▶ WORK REQUIRED: Among the records, which lines include "date"? List them.

▶ DATA SUPPLIED:

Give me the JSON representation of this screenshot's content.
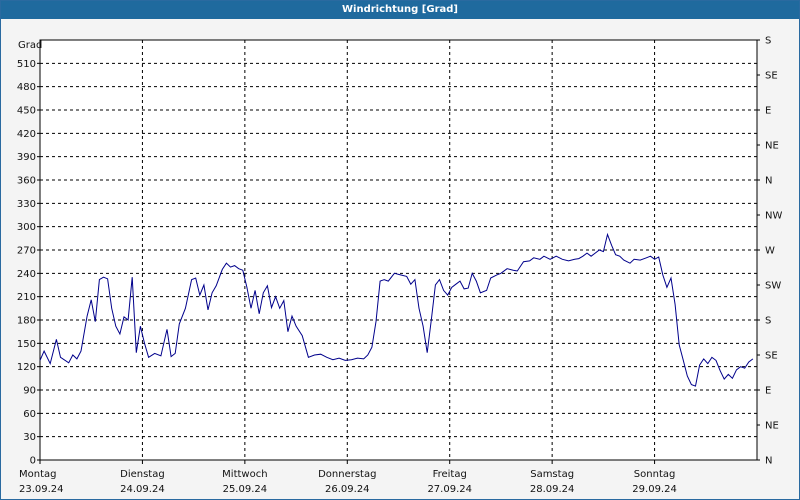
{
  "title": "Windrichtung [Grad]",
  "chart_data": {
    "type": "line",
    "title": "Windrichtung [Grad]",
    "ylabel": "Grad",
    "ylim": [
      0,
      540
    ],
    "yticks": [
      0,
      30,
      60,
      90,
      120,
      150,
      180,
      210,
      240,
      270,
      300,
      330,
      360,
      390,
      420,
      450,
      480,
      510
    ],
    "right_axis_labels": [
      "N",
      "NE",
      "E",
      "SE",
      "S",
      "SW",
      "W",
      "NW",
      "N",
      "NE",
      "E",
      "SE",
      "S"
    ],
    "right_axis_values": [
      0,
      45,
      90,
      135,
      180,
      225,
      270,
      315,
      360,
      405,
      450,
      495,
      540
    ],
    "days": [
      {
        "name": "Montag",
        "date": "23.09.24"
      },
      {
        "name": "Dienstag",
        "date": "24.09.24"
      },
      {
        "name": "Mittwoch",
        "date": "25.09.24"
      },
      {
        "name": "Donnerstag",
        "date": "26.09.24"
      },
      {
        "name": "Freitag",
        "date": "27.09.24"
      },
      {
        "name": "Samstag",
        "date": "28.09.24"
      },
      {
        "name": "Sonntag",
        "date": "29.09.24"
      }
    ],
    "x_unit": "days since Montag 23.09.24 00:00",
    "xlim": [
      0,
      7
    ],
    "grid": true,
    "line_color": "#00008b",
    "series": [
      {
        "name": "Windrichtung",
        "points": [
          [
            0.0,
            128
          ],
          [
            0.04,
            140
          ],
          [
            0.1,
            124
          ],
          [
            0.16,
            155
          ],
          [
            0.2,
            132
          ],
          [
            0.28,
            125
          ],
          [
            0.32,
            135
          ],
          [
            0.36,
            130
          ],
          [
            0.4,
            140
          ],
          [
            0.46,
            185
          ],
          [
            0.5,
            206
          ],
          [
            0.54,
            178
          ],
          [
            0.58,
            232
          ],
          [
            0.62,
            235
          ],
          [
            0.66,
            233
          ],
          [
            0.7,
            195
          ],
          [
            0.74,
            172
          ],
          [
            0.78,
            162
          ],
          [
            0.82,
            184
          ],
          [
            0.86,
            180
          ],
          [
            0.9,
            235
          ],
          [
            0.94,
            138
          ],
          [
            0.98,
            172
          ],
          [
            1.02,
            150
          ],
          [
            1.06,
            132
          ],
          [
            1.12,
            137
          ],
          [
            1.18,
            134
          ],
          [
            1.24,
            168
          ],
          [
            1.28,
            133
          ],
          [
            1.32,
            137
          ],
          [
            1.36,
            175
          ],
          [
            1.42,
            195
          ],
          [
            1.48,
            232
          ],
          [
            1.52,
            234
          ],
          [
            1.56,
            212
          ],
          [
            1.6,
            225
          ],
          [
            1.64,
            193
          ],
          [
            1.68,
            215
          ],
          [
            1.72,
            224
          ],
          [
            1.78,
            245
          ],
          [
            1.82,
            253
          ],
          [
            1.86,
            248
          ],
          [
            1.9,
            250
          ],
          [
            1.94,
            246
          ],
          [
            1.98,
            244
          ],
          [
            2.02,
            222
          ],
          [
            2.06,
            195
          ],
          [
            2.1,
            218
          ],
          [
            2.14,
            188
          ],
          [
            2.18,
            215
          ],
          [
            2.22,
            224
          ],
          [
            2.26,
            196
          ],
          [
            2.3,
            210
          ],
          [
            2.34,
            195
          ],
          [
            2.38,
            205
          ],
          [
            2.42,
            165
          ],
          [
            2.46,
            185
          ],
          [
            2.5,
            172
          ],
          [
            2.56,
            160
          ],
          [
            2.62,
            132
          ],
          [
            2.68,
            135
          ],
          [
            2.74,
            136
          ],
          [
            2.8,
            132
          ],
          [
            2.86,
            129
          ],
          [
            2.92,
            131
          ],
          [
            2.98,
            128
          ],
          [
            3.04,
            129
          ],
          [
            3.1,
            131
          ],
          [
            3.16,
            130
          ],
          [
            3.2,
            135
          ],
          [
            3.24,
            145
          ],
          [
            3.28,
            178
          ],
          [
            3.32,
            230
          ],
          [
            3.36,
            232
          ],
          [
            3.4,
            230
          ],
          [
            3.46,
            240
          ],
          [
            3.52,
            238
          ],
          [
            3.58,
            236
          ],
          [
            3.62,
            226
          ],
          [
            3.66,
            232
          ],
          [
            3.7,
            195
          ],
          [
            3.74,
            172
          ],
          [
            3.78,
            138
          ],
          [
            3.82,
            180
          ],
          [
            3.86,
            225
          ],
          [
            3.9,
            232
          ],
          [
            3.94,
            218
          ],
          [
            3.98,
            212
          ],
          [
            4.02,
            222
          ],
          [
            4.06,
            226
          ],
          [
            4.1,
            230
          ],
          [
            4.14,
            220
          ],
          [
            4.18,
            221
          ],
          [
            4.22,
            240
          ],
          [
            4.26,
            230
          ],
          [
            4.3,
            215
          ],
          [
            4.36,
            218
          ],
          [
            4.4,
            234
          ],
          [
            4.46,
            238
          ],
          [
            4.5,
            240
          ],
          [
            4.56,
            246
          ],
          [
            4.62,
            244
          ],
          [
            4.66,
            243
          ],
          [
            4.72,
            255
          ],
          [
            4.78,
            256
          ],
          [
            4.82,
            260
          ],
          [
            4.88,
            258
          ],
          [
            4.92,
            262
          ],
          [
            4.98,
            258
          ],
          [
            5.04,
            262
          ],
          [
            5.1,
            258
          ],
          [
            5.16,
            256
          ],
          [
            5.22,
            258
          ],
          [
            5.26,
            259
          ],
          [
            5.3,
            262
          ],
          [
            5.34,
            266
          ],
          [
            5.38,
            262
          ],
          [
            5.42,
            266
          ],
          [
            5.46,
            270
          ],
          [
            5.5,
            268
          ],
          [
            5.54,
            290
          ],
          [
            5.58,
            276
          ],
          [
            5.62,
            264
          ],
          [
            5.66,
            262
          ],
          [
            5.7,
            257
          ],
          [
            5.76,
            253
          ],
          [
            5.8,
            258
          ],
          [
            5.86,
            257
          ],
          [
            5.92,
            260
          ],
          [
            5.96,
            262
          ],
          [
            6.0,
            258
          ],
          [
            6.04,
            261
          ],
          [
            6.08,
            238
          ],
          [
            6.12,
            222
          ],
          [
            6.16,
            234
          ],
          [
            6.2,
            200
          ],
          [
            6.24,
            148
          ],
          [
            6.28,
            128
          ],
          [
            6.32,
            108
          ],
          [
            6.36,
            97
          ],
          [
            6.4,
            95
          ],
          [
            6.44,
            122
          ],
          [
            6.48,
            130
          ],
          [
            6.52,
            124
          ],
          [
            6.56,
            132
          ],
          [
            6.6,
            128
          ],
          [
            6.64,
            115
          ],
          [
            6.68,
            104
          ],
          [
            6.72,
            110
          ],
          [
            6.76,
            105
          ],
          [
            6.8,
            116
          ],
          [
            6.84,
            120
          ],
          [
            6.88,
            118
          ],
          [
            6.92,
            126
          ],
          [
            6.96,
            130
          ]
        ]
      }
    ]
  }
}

▶ THE ANSWER:
        "date": "23.09.24"
        "date": "24.09.24"
        "date": "25.09.24"
        "date": "26.09.24"
        "date": "27.09.24"
        "date": "28.09.24"
        "date": "29.09.24"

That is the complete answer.